Nowadays, finite fields have become an important area not only in their own right as an algebraic structure, but because of the role they play in modern applications.  We can find finite fields in finite geometries, combinatorics, and the analysis of algorithms, information and communication theory, signal processing, coding theory, cryptography, and computer science. They have concrete applications to databases, linear feedback shift registers, pseudo-random sequences, compact discs, DVDs and Blue-Ray discs, concert hall acoustics, radar and sonar, spread spectrum communication, antenna design, x-ray imaging, spectroscopy, symmetric and public-key cryptosystems, digital signatures, access control, and the design of telephone and computer networks.  Clearly, finite fields are an area of study that is rich in both theory and applications.
The book under review does what its title says: it covers topics in finite field theory.  It does this in a thorough, well written, and detailed way.  The book consists of 14 chapters that cover standard topics in finite fields along with some new results that have not yet appeared in textbooks.  There is moreover a large list of references dating from 1801 to 2019. The notation is clear and standard, which is a good aid to the reader.  The first chapter is a thorough review of topics in group theory and field theory.  The reader should have a background in Modern Algebra as found in Herstein’s Topics in Algebra or Jacobson’s three volumes on Modern Algebra, Linear Algebra and Field Theory.  As the authors state, the book is not intended as a textbook for an introductory course in field theory. Rather, it is a monograph on the single topic of finite fields.  
The topics covered include basic field theory, field extensions and the basics of Galois Theory, polynomial factorization, shift register sequences, characters and Gauss sums, to name a few.  There are also some new results included that have not yet appeared in textbooks.  These are the primitive normal basis theorem of Lenstra and Schoof, the theorem on the existence of primitive elements in affine hyperplanes by Cohen, and the Niederreiter method for factoring polynomials over finite fields.  The authors have included several algorithms for factoring polynomials over finite fields along with examples illustrating the algorithms.  These algorithms address the factoring methods of Berlekamp and Niederreiter. The authors go on to contrast these two methods. There are applications of finite fields and the Discrete Fourier Transform in Shift Register Sequences, characters of Discrete Fourier Transforms to difference sets.
There are a few exercises included in the text, although no solutions are provided.
The book will appeal to specialists in finite field theory and to readers with a knowledge of modern algebra who would like to learn about finite field theory. 

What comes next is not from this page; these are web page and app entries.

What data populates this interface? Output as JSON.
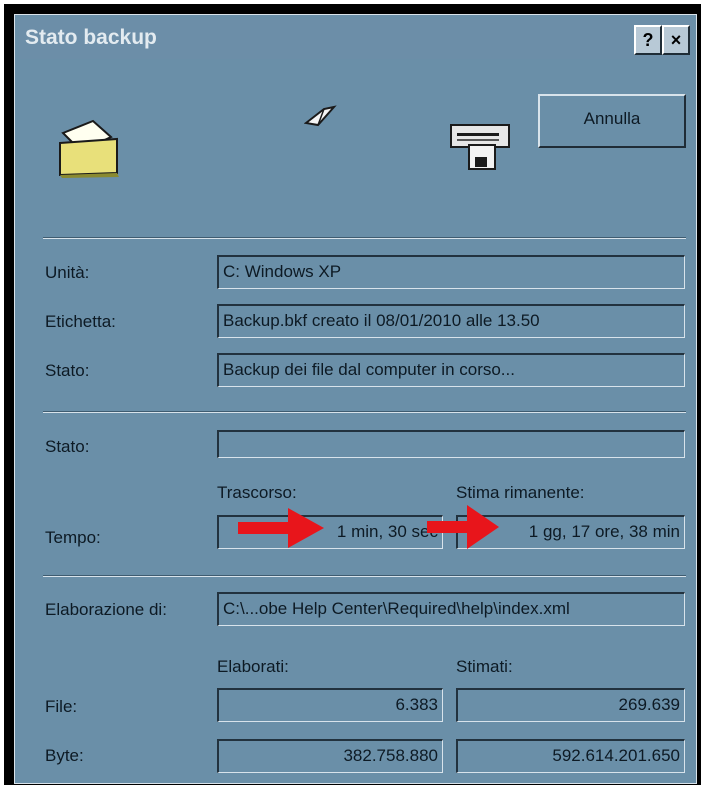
{
  "window": {
    "title": "Stato backup",
    "help_button": "?",
    "close_button": "×"
  },
  "toolbar": {
    "cancel_label": "Annulla"
  },
  "icons": {
    "source": "folder-icon",
    "transfer": "flying-paper-icon",
    "destination": "backup-device-icon",
    "arrows": "red-arrow-icon"
  },
  "info": {
    "drive_label": "Unità:",
    "drive_value": "C: Windows XP",
    "tag_label": "Etichetta:",
    "tag_value": "Backup.bkf creato il 08/01/2010 alle 13.50",
    "status_label": "Stato:",
    "status_value": "Backup dei file dal computer in corso..."
  },
  "progress": {
    "status_label": "Stato:",
    "status_value": "",
    "elapsed_header": "Trascorso:",
    "remaining_header": "Stima rimanente:",
    "time_label": "Tempo:",
    "elapsed_value": "1 min, 30 sec",
    "remaining_value": "1 gg, 17 ore, 38 min"
  },
  "processing": {
    "label": "Elaborazione di:",
    "value": "C:\\...obe Help Center\\Required\\help\\index.xml"
  },
  "stats": {
    "processed_header": "Elaborati:",
    "estimated_header": "Stimati:",
    "files_label": "File:",
    "files_processed": "6.383",
    "files_estimated": "269.639",
    "bytes_label": "Byte:",
    "bytes_processed": "382.758.880",
    "bytes_estimated": "592.614.201.650"
  },
  "colors": {
    "window_bg": "#6a8fa8",
    "title_text": "#e3ebf0",
    "arrow": "#e8151b"
  }
}
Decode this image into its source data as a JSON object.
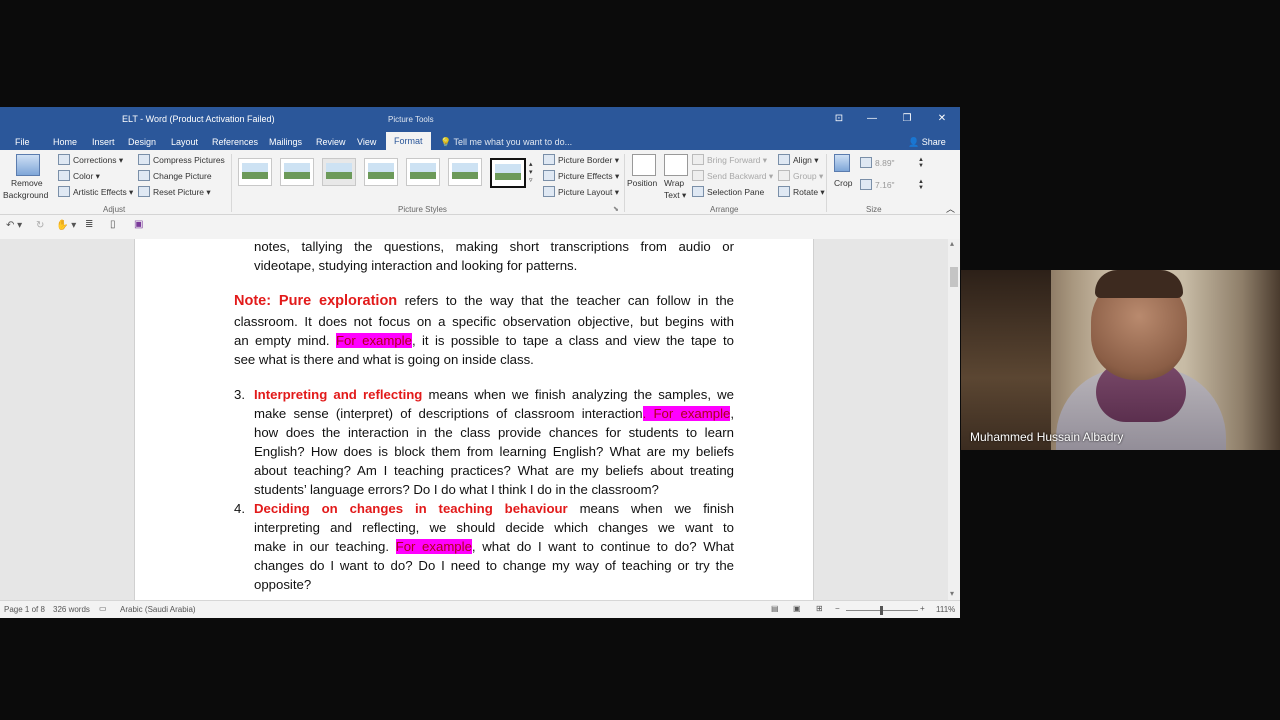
{
  "window": {
    "title": "ELT - Word (Product Activation Failed)",
    "contextual_tab_group": "Picture Tools",
    "controls": {
      "ribbon_display": "⊡",
      "minimize": "—",
      "restore": "❐",
      "close": "✕"
    }
  },
  "tabs": [
    "File",
    "Home",
    "Insert",
    "Design",
    "Layout",
    "References",
    "Mailings",
    "Review",
    "View",
    "Format"
  ],
  "active_tab": "Format",
  "tell_me": "Tell me what you want to do...",
  "share": "Share",
  "ribbon": {
    "adjust": {
      "remove_background_line1": "Remove",
      "remove_background_line2": "Background",
      "corrections": "Corrections ▾",
      "color": "Color ▾",
      "artistic_effects": "Artistic Effects ▾",
      "compress_pictures": "Compress Pictures",
      "change_picture": "Change Picture",
      "reset_picture": "Reset Picture ▾",
      "label": "Adjust"
    },
    "picture_styles": {
      "label": "Picture Styles",
      "picture_border": "Picture Border ▾",
      "picture_effects": "Picture Effects ▾",
      "picture_layout": "Picture Layout ▾"
    },
    "arrange": {
      "label": "Arrange",
      "position": "Position",
      "wrap_text_line1": "Wrap",
      "wrap_text_line2": "Text ▾",
      "bring_forward": "Bring Forward ▾",
      "send_backward": "Send Backward ▾",
      "selection_pane": "Selection Pane",
      "align": "Align ▾",
      "group": "Group ▾",
      "rotate": "Rotate ▾"
    },
    "size": {
      "label": "Size",
      "crop": "Crop",
      "height": "8.89\"",
      "width": "7.16\""
    }
  },
  "document": {
    "lines": [
      [
        "notes, tallying the questions, making short transcriptions from audio or"
      ],
      [
        "videotape, studying interaction and looking for patterns."
      ],
      [
        "Note: Pure exploration",
        " refers to the way that the teacher can follow in the"
      ],
      [
        "classroom. It does not focus on a specific observation objective, but begins with"
      ],
      [
        "an empty mind. ",
        "For example",
        ", it is possible to tape a class and view the tape to"
      ],
      [
        "see what is there and what is going on inside class."
      ],
      [
        "3.",
        "Interpreting and reflecting",
        " means when we finish analyzing the samples, we"
      ],
      [
        "make sense (interpret) of descriptions of classroom interaction",
        ". For example",
        ","
      ],
      [
        "how does the interaction in the class provide chances for students to learn"
      ],
      [
        "English? How does is block them from learning English? What are my beliefs"
      ],
      [
        "about teaching? Am I teaching practices? What are my beliefs about treating"
      ],
      [
        "students’ language errors? Do I do what I think I do in the classroom?"
      ],
      [
        "4.",
        "Deciding on changes in teaching behaviour",
        " means when we finish"
      ],
      [
        "interpreting and reflecting, we should decide which changes we want to"
      ],
      [
        "make in our teaching. ",
        "For example",
        ", what do I want to continue to do? What"
      ],
      [
        "changes do I want to do? Do I need to change my way of teaching or try the"
      ],
      [
        "opposite?"
      ]
    ]
  },
  "status_bar": {
    "page": "Page 1 of 8",
    "words": "326 words",
    "language": "Arabic (Saudi Arabia)",
    "zoom": "111%",
    "zoom_minus": "−",
    "zoom_plus": "+"
  },
  "video": {
    "participant_name": "Muhammed Hussain Albadry"
  },
  "colors": {
    "word_blue": "#2b579a",
    "heading_red": "#e21a1a",
    "highlight_magenta": "#ff00ff"
  }
}
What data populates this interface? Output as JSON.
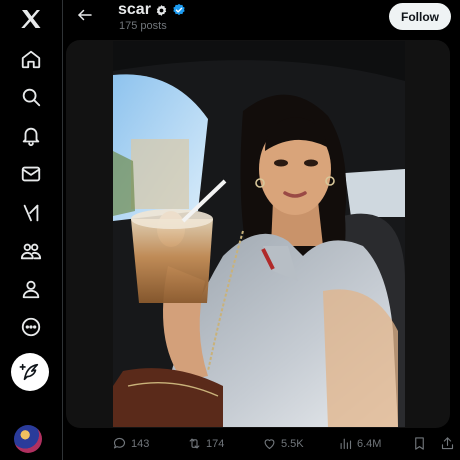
{
  "header": {
    "title": "scar",
    "subtitle": "175 posts",
    "follow_label": "Follow"
  },
  "nav": {
    "items": [
      {
        "icon": "x-logo-icon"
      },
      {
        "icon": "home-icon"
      },
      {
        "icon": "search-icon"
      },
      {
        "icon": "notifications-icon"
      },
      {
        "icon": "messages-icon"
      },
      {
        "icon": "grok-icon"
      },
      {
        "icon": "communities-icon"
      },
      {
        "icon": "profile-icon"
      },
      {
        "icon": "more-icon"
      }
    ],
    "compose_icon": "compose-post-icon"
  },
  "post": {
    "image_description": "selfie in car holding iced coffee",
    "stats": {
      "replies": "143",
      "reposts": "174",
      "likes": "5.5K",
      "views": "6.4M"
    }
  },
  "colors": {
    "background": "#000000",
    "text": "#e7e9ea",
    "muted": "#71767b",
    "verified": "#1d9bf0",
    "follow_bg": "#eff3f4"
  }
}
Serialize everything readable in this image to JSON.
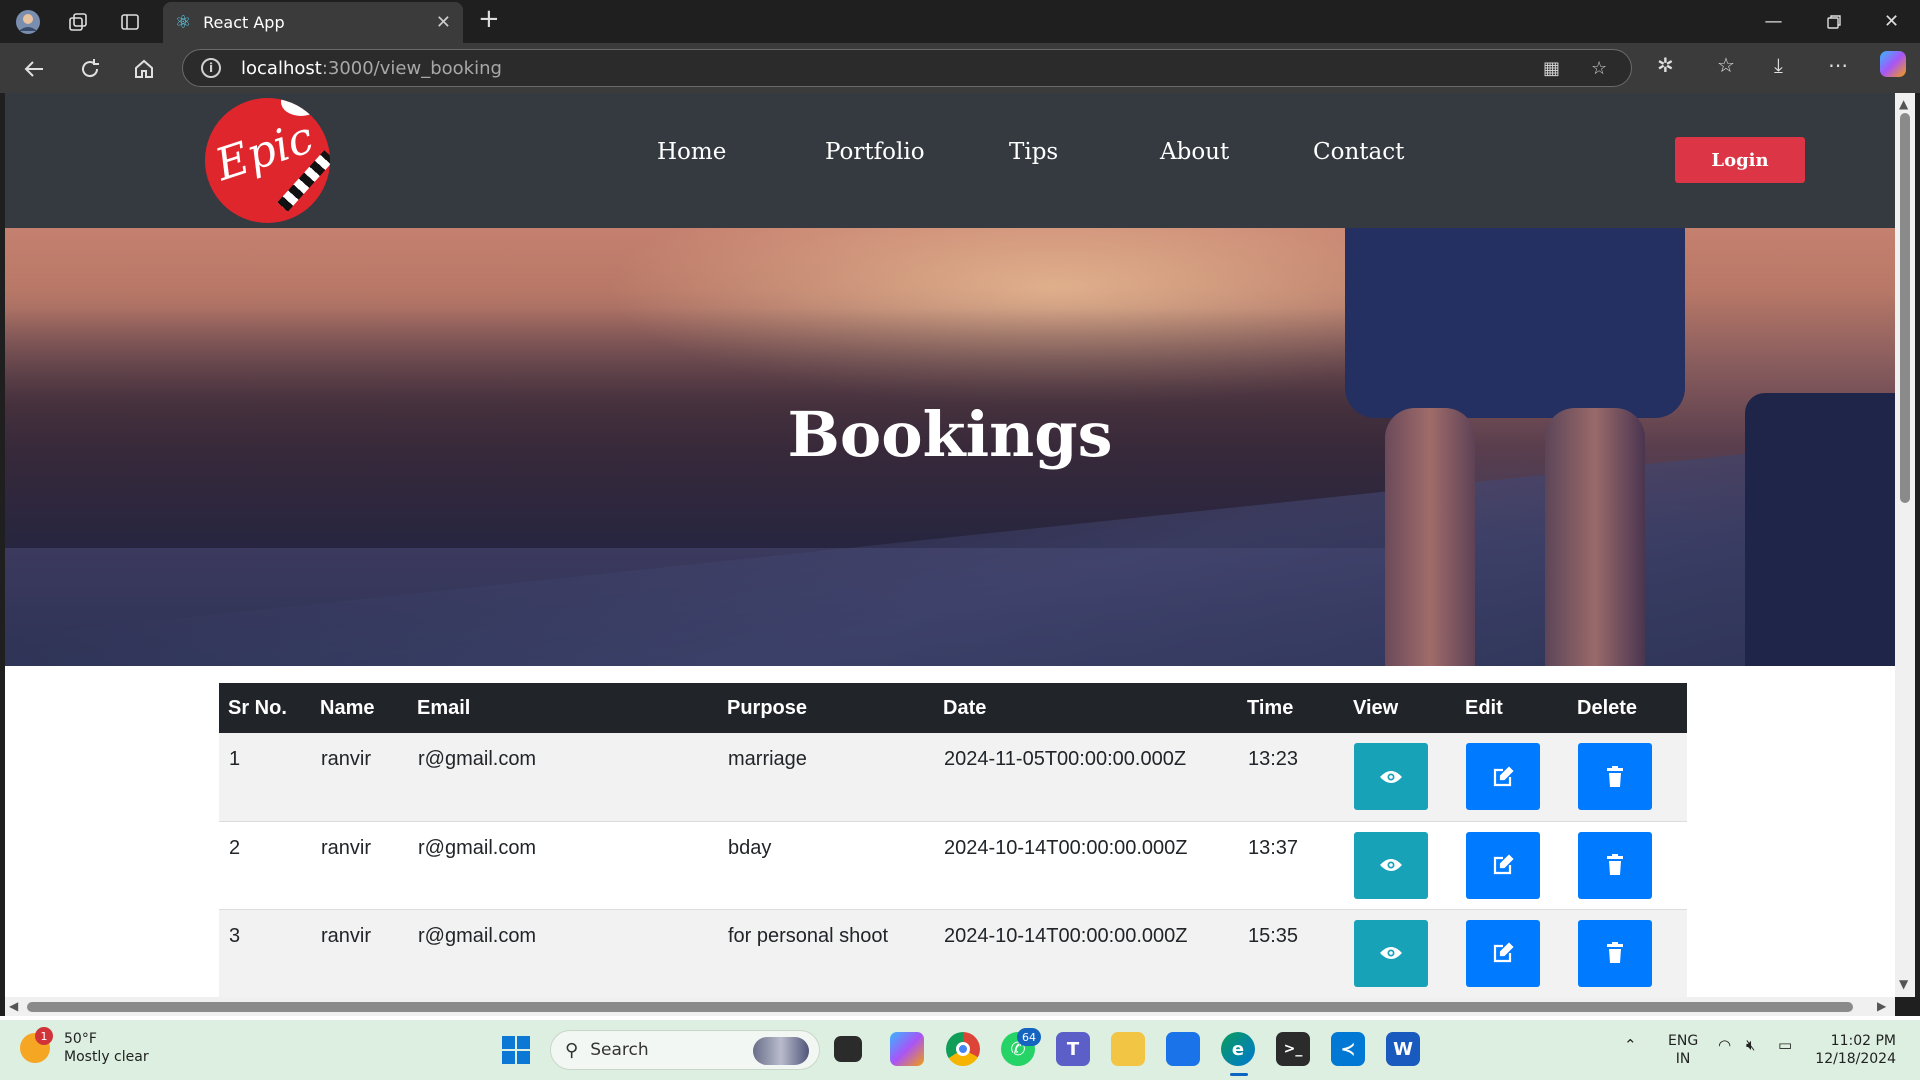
{
  "browser": {
    "tab_title": "React App",
    "url_host": "localhost",
    "url_path": ":3000/view_booking"
  },
  "site": {
    "nav": [
      {
        "label": "Home"
      },
      {
        "label": "Portfolio"
      },
      {
        "label": "Tips"
      },
      {
        "label": "About"
      },
      {
        "label": "Contact"
      }
    ],
    "login_label": "Login",
    "hero_title": "Bookings"
  },
  "table": {
    "headers": [
      "Sr No.",
      "Name",
      "Email",
      "Purpose",
      "Date",
      "Time",
      "View",
      "Edit",
      "Delete"
    ],
    "rows": [
      {
        "sr": "1",
        "name": "ranvir",
        "email": "r@gmail.com",
        "purpose": "marriage",
        "date": "2024-11-05T00:00:00.000Z",
        "time": "13:23"
      },
      {
        "sr": "2",
        "name": "ranvir",
        "email": "r@gmail.com",
        "purpose": "bday",
        "date": "2024-10-14T00:00:00.000Z",
        "time": "13:37"
      },
      {
        "sr": "3",
        "name": "ranvir",
        "email": "r@gmail.com",
        "purpose": "for personal shoot",
        "date": "2024-10-14T00:00:00.000Z",
        "time": "15:35"
      }
    ]
  },
  "taskbar": {
    "weather_temp": "50°F",
    "weather_desc": "Mostly clear",
    "weather_badge": "1",
    "search_label": "Search",
    "whatsapp_badge": "64",
    "lang_line1": "ENG",
    "lang_line2": "IN",
    "time": "11:02 PM",
    "date": "12/18/2024"
  },
  "colors": {
    "nav_bg": "#343a40",
    "login_bg": "#dc3545",
    "view_btn": "#17a2b8",
    "edit_btn": "#007bff",
    "delete_btn": "#007bff",
    "table_head": "#212529"
  }
}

In summary, this text does what it claims to do. It is a well-crafted text on finite field theory and a welcome addition to existing finite field theory literature.


Charles Traina is a professor of mathematics at St. John’s University in Jamaica, N.Y. His research interests are Group Theory and Measure Theory.